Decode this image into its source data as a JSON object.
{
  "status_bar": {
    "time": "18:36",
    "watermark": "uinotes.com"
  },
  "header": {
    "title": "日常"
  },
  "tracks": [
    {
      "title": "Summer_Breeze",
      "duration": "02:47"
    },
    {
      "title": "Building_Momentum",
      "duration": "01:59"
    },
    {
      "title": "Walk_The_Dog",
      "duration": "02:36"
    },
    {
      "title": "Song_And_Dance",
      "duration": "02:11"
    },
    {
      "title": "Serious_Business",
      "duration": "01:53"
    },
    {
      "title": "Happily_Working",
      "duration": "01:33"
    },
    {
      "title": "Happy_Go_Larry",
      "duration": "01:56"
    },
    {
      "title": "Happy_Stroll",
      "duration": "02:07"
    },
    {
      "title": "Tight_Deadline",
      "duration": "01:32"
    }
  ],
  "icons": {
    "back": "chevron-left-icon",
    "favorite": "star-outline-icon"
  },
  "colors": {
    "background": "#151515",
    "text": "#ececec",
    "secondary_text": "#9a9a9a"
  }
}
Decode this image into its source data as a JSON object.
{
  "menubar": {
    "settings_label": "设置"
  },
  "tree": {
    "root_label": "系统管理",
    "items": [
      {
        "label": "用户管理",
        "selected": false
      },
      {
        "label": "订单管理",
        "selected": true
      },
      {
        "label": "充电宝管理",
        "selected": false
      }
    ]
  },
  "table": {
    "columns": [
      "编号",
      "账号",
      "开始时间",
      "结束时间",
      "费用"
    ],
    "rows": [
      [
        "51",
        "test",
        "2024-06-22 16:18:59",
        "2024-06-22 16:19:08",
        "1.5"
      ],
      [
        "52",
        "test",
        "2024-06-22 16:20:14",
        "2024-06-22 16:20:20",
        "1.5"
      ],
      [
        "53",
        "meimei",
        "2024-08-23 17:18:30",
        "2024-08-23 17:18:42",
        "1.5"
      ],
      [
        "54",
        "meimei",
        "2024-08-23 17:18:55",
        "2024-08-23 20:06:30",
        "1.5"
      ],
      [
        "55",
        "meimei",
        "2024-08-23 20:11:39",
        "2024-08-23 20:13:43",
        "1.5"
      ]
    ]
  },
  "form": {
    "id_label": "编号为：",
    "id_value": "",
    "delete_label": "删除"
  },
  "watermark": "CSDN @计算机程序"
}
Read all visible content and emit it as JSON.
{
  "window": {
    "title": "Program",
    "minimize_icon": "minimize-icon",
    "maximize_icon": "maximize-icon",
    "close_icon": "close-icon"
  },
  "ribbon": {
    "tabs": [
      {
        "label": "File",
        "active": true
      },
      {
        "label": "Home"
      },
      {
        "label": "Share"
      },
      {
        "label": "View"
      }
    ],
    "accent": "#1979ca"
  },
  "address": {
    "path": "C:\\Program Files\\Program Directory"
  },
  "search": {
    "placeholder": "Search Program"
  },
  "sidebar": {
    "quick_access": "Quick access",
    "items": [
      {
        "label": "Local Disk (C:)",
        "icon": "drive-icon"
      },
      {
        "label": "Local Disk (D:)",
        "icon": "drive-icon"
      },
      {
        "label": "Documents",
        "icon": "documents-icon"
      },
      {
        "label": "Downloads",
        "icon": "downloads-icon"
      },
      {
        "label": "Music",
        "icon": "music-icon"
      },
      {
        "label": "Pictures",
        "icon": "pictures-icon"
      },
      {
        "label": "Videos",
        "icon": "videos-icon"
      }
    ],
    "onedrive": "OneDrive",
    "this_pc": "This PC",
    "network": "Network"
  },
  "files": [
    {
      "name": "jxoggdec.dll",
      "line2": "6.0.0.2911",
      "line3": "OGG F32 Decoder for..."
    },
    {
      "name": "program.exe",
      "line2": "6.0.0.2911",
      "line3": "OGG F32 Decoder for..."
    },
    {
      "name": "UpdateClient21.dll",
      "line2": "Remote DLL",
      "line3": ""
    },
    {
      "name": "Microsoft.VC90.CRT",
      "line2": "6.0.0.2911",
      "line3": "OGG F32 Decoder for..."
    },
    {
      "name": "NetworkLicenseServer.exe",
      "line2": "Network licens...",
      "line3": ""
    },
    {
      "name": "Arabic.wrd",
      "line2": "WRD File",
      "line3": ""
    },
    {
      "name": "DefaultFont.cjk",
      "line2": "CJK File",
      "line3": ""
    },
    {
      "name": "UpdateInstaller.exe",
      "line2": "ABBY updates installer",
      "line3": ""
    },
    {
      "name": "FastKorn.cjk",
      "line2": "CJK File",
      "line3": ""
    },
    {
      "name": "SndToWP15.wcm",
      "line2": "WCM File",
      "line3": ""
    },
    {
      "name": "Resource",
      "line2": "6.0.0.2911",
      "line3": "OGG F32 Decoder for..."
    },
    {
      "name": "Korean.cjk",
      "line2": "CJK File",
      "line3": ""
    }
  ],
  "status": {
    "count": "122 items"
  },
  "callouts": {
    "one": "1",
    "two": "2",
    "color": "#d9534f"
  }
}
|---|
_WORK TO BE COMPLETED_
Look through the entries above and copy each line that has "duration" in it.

_RESPONSE TO THE EXERCISE_
      "duration": "02:47"
      "duration": "01:59"
      "duration": "02:36"
      "duration": "02:11"
      "duration": "01:53"
      "duration": "01:33"
      "duration": "01:56"
      "duration": "02:07"
      "duration": "01:32"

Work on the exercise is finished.